Since that film (and in some part due to it) those actors have achieved great professional success and won countless accolades and awards. More importantly to Rubin, “they created the best version of those characters that I could possibly have imagined.”

He remembers “The Talented Mr. Ripley” as “the apotheosis of what a great casting experience is, which is using my knowledge of actors’ abilities to find a role that gives them full flower as artists to create something.”

Rubin stepped into a new role himself in 2019, when he became the first casting director to act as president of the Academy of Motion Picture Arts and Sciences. In his tenure as president, which ended this year, he was involved in the academy’s Governors Awards, which is when “the Board of Governors bestows honorary Oscars to people who have done great work but have not necessarily been honored sufficiently for it.”

It was Rubin’s job to pick up the phone and call the winners — one of whom was the playwright Elaine May, whose one-act play Rubin watched all those years ago in New York.

“I did have a flashback to myself as probably, I don’t know, an 11-year-old, seeing the one-act Elaine May play off-Broadway with my mom and her friend,” he said. “It’s what Oprah Winfrey would call a full circle moment.”

Rubin speaks at the annual Governors awards. Photo courtesy of the Academy of Motion Picture Arts and Sciences.

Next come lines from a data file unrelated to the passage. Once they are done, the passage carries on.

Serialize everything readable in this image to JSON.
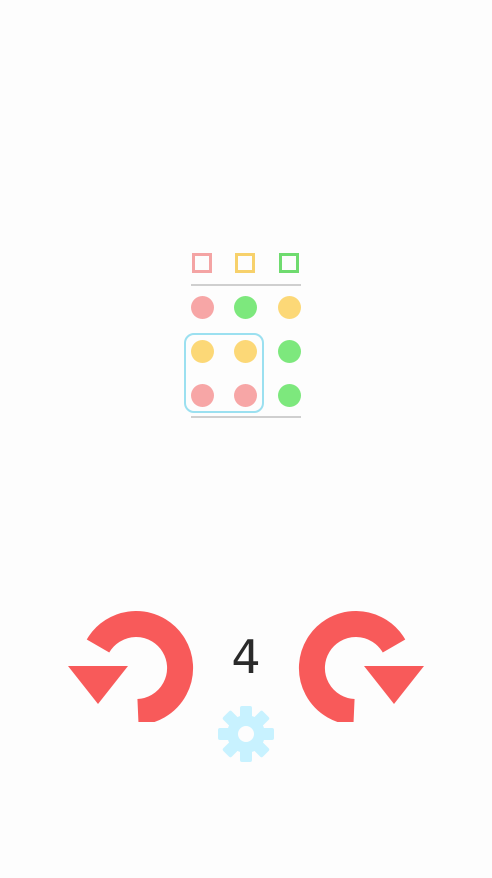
{
  "puzzle": {
    "targets": [
      {
        "color": "#f4a4a4",
        "name": "red"
      },
      {
        "color": "#f7d16b",
        "name": "yellow"
      },
      {
        "color": "#6fdb6f",
        "name": "green"
      }
    ],
    "grid": [
      [
        "#f7a6a6",
        "#7de87d",
        "#fcd877"
      ],
      [
        "#fcd877",
        "#fcd877",
        "#7de87d"
      ],
      [
        "#f7a6a6",
        "#f7a6a6",
        "#7de87d"
      ]
    ],
    "selection": {
      "rows": [
        1,
        2
      ],
      "cols": [
        0,
        1
      ]
    }
  },
  "controls": {
    "moves_left": "4",
    "rotate_left_icon": "rotate-counterclockwise-icon",
    "rotate_right_icon": "rotate-clockwise-icon",
    "settings_icon": "gear-icon",
    "arrow_color": "#f85a5a",
    "gear_color": "#c8f2ff"
  }
}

These days, Rubin is as busy as ever. He just finished working on “Welcome to Chippendales,” a Hulu limited series about the male dance troupe best known for its striptease performances. It’s a story of “ruthless ambition, murder, suicide, and drug abuse,” he told me.

“Big Little Lies” fans (myself and my mom included) will be happy to hear that Rubin’s next project is another Hulu adaptation of a Liane Moriarty book, “Apples Never Fall.” At this point, he thinks he understands Moriarty’s tone, and he’s excited that it’s a family drama.

“I tend to be drawn toward dysfunctional family stories, and I think it’s because I was an only child of a single parent,” he theorized. “And so family stories are fascinating and exotic to me.”

When he’s not working behind the scenes, Rubin finds time to be in front of the screen.

“As a casting director, it’s my obligation to see something of nearly everything because it’s my job to have an encyclopedic knowledge of the acting community, so I do see a lot when it comes to television,” he said “I’m more someone who samples because I have to move on to the next show.”

Rubin’s recommendations? TV’s “The Bear,” “Ozark,” and “White Lotus” are among the titles he’s recently been “hooked by.”

“You wouldn’t be surprised to hear that I am drawn toward actor intensive pieces rather than special effects intensive pieces,” he said. “Not that I don’t admire the special effects achievements … but as an audience member, as well as a casting director, I’m drawn toward very human stories, and never happier than when I’m watching something on screen which has two close-ups of two faces going at it.”

As for the future of film and television, Rubin looks for the innovative and provocative.

“What I’m drawn toward are filmmakers, both on film and television, …who are not repeating themselves or repeating things that have already been on the screen,” he told me thoughtfully. “[People] telling stories in new ways, and telling new stories in new ways — material that feels like fresh territory.”